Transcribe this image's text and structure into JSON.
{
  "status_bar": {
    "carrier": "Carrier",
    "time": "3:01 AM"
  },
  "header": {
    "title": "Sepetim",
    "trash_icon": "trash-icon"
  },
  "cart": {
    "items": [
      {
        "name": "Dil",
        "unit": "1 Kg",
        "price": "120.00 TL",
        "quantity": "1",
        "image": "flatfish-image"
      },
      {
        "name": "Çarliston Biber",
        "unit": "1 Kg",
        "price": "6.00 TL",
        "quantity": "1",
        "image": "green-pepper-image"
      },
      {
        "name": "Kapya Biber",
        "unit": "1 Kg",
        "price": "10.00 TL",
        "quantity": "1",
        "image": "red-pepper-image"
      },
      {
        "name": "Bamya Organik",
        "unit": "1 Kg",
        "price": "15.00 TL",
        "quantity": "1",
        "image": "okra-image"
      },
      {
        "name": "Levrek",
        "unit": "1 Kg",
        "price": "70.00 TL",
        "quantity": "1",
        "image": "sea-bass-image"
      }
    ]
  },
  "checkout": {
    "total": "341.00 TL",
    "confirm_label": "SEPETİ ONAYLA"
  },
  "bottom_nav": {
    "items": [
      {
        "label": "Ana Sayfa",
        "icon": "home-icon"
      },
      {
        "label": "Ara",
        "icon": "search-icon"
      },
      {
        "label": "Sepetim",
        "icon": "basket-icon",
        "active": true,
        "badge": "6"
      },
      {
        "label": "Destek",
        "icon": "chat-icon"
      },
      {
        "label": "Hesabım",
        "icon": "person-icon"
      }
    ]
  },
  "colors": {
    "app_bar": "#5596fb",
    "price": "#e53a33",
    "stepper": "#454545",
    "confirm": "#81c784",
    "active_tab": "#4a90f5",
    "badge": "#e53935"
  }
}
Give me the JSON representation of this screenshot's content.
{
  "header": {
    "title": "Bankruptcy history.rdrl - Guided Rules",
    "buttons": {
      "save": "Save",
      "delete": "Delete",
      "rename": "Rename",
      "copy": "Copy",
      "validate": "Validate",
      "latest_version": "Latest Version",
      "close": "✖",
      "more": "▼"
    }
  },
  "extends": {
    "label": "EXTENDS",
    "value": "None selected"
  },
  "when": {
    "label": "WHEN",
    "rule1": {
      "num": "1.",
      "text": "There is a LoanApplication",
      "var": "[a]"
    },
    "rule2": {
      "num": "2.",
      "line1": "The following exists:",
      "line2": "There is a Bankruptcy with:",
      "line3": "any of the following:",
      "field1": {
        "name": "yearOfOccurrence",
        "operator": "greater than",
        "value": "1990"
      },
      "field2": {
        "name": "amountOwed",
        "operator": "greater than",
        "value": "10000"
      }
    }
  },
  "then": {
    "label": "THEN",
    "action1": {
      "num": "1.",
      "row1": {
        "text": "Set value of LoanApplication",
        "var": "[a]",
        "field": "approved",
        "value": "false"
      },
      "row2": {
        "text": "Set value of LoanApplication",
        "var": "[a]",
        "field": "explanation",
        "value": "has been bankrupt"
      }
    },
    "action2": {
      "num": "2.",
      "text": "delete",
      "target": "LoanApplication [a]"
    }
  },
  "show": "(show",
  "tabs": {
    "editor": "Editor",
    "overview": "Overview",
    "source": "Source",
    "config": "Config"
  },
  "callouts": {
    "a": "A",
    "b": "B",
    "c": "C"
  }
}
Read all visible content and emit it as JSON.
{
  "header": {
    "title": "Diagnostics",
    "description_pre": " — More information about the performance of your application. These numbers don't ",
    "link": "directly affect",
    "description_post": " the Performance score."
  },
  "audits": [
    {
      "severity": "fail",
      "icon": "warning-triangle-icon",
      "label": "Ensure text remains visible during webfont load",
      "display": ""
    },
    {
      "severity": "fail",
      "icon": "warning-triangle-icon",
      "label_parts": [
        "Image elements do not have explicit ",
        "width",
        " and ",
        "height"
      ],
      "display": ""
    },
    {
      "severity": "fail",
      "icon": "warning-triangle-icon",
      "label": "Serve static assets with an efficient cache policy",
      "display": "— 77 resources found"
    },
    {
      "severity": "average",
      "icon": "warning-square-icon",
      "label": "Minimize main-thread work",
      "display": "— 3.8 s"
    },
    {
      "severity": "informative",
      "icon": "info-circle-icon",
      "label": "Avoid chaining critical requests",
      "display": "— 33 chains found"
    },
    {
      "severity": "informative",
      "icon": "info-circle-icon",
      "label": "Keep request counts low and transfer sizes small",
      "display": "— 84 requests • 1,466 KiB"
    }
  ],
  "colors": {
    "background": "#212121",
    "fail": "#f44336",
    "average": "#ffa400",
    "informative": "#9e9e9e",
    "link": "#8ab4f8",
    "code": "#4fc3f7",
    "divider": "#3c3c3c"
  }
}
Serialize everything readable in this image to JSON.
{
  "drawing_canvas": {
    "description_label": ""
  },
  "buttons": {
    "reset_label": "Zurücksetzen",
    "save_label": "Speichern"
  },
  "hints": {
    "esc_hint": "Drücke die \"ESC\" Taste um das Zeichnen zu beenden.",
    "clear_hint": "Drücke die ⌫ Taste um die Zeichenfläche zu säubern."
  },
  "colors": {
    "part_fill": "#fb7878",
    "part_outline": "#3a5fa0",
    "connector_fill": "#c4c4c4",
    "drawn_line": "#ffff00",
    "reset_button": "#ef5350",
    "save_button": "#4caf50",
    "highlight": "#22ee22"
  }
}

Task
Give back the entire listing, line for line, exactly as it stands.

Exercise response
Transcribe this image's text and structure into JSON.
{
  "status_bar": {
    "carrier": "Carrier",
    "time": "3:01 AM"
  },
  "header": {
    "title": "Sepetim",
    "trash_icon": "trash-icon"
  },
  "cart": {
    "items": [
      {
        "name": "Dil",
        "unit": "1 Kg",
        "price": "120.00 TL",
        "quantity": "1",
        "image": "flatfish-image"
      },
      {
        "name": "Çarliston Biber",
        "unit": "1 Kg",
        "price": "6.00 TL",
        "quantity": "1",
        "image": "green-pepper-image"
      },
      {
        "name": "Kapya Biber",
        "unit": "1 Kg",
        "price": "10.00 TL",
        "quantity": "1",
        "image": "red-pepper-image"
      },
      {
        "name": "Bamya Organik",
        "unit": "1 Kg",
        "price": "15.00 TL",
        "quantity": "1",
        "image": "okra-image"
      },
      {
        "name": "Levrek",
        "unit": "1 Kg",
        "price": "70.00 TL",
        "quantity": "1",
        "image": "sea-bass-image"
      }
    ]
  },
  "checkout": {
    "total": "341.00 TL",
    "confirm_label": "SEPETİ ONAYLA"
  },
  "bottom_nav": {
    "items": [
      {
        "label": "Ana Sayfa",
        "icon": "home-icon"
      },
      {
        "label": "Ara",
        "icon": "search-icon"
      },
      {
        "label": "Sepetim",
        "icon": "basket-icon",
        "active": true,
        "badge": "6"
      },
      {
        "label": "Destek",
        "icon": "chat-icon"
      },
      {
        "label": "Hesabım",
        "icon": "person-icon"
      }
    ]
  },
  "colors": {
    "app_bar": "#5596fb",
    "price": "#e53a33",
    "stepper": "#454545",
    "confirm": "#81c784",
    "active_tab": "#4a90f5",
    "badge": "#e53935"
  }
}
Give me the JSON representation of this screenshot's content.
{
  "header": {
    "title": "Bankruptcy history.rdrl - Guided Rules",
    "buttons": {
      "save": "Save",
      "delete": "Delete",
      "rename": "Rename",
      "copy": "Copy",
      "validate": "Validate",
      "latest_version": "Latest Version",
      "close": "✖",
      "more": "▼"
    }
  },
  "extends": {
    "label": "EXTENDS",
    "value": "None selected"
  },
  "when": {
    "label": "WHEN",
    "rule1": {
      "num": "1.",
      "text": "There is a LoanApplication",
      "var": "[a]"
    },
    "rule2": {
      "num": "2.",
      "line1": "The following exists:",
      "line2": "There is a Bankruptcy with:",
      "line3": "any of the following:",
      "field1": {
        "name": "yearOfOccurrence",
        "operator": "greater than",
        "value": "1990"
      },
      "field2": {
        "name": "amountOwed",
        "operator": "greater than",
        "value": "10000"
      }
    }
  },
  "then": {
    "label": "THEN",
    "action1": {
      "num": "1.",
      "row1": {
        "text": "Set value of LoanApplication",
        "var": "[a]",
        "field": "approved",
        "value": "false"
      },
      "row2": {
        "text": "Set value of LoanApplication",
        "var": "[a]",
        "field": "explanation",
        "value": "has been bankrupt"
      }
    },
    "action2": {
      "num": "2.",
      "text": "delete",
      "target": "LoanApplication [a]"
    }
  },
  "show": "(show",
  "tabs": {
    "editor": "Editor",
    "overview": "Overview",
    "source": "Source",
    "config": "Config"
  },
  "callouts": {
    "a": "A",
    "b": "B",
    "c": "C"
  }
}
Read all visible content and emit it as JSON.
{
  "header": {
    "title": "Diagnostics",
    "description_pre": " — More information about the performance of your application. These numbers don't ",
    "link": "directly affect",
    "description_post": " the Performance score."
  },
  "audits": [
    {
      "severity": "fail",
      "icon": "warning-triangle-icon",
      "label": "Ensure text remains visible during webfont load",
      "display": ""
    },
    {
      "severity": "fail",
      "icon": "warning-triangle-icon",
      "label_parts": [
        "Image elements do not have explicit ",
        "width",
        " and ",
        "height"
      ],
      "display": ""
    },
    {
      "severity": "fail",
      "icon": "warning-triangle-icon",
      "label": "Serve static assets with an efficient cache policy",
      "display": "— 77 resources found"
    },
    {
      "severity": "average",
      "icon": "warning-square-icon",
      "label": "Minimize main-thread work",
      "display": "— 3.8 s"
    },
    {
      "severity": "informative",
      "icon": "info-circle-icon",
      "label": "Avoid chaining critical requests",
      "display": "— 33 chains found"
    },
    {
      "severity": "informative",
      "icon": "info-circle-icon",
      "label": "Keep request counts low and transfer sizes small",
      "display": "— 84 requests • 1,466 KiB"
    }
  ],
  "colors": {
    "background": "#212121",
    "fail": "#f44336",
    "average": "#ffa400",
    "informative": "#9e9e9e",
    "link": "#8ab4f8",
    "code": "#4fc3f7",
    "divider": "#3c3c3c"
  }
}
Serialize everything readable in this image to JSON.
{
  "drawing_canvas": {
    "description_label": ""
  },
  "buttons": {
    "reset_label": "Zurücksetzen",
    "save_label": "Speichern"
  },
  "hints": {
    "esc_hint": "Drücke die \"ESC\" Taste um das Zeichnen zu beenden.",
    "clear_hint": "Drücke die ⌫ Taste um die Zeichenfläche zu säubern."
  },
  "colors": {
    "part_fill": "#fb7878",
    "part_outline": "#3a5fa0",
    "connector_fill": "#c4c4c4",
    "drawn_line": "#ffff00",
    "reset_button": "#ef5350",
    "save_button": "#4caf50",
    "highlight": "#22ee22"
  }
}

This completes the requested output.